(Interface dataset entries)
___

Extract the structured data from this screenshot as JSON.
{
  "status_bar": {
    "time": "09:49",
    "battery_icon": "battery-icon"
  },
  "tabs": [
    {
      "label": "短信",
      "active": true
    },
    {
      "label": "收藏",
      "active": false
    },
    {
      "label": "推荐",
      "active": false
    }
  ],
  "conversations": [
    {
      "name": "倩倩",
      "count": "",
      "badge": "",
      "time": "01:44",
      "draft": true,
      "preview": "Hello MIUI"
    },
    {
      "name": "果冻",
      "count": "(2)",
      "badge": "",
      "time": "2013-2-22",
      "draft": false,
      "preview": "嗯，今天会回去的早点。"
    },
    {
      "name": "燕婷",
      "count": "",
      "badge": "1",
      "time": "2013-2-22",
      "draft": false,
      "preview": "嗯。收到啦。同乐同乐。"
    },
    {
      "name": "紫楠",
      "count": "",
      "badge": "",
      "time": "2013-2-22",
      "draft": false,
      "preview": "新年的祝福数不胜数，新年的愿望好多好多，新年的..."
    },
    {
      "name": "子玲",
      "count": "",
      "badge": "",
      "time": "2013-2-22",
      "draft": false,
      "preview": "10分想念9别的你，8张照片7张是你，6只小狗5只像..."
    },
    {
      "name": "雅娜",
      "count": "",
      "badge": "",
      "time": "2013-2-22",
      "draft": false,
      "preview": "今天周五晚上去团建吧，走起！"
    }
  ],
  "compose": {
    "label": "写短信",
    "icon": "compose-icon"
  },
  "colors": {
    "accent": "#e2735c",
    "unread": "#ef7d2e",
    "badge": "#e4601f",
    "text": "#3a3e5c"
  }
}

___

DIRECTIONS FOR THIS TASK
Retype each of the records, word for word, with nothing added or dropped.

SOLUTION TO THIS PROBLEM
Extract the structured data from this screenshot as JSON.
{
  "status_bar": {
    "time": "09:49",
    "battery_icon": "battery-icon"
  },
  "tabs": [
    {
      "label": "短信",
      "active": true
    },
    {
      "label": "收藏",
      "active": false
    },
    {
      "label": "推荐",
      "active": false
    }
  ],
  "conversations": [
    {
      "name": "倩倩",
      "count": "",
      "badge": "",
      "time": "01:44",
      "draft": true,
      "preview": "Hello MIUI"
    },
    {
      "name": "果冻",
      "count": "(2)",
      "badge": "",
      "time": "2013-2-22",
      "draft": false,
      "preview": "嗯，今天会回去的早点。"
    },
    {
      "name": "燕婷",
      "count": "",
      "badge": "1",
      "time": "2013-2-22",
      "draft": false,
      "preview": "嗯。收到啦。同乐同乐。"
    },
    {
      "name": "紫楠",
      "count": "",
      "badge": "",
      "time": "2013-2-22",
      "draft": false,
      "preview": "新年的祝福数不胜数，新年的愿望好多好多，新年的..."
    },
    {
      "name": "子玲",
      "count": "",
      "badge": "",
      "time": "2013-2-22",
      "draft": false,
      "preview": "10分想念9别的你，8张照片7张是你，6只小狗5只像..."
    },
    {
      "name": "雅娜",
      "count": "",
      "badge": "",
      "time": "2013-2-22",
      "draft": false,
      "preview": "今天周五晚上去团建吧，走起！"
    }
  ],
  "compose": {
    "label": "写短信",
    "icon": "compose-icon"
  },
  "colors": {
    "accent": "#e2735c",
    "unread": "#ef7d2e",
    "badge": "#e4601f",
    "text": "#3a3e5c"
  }
}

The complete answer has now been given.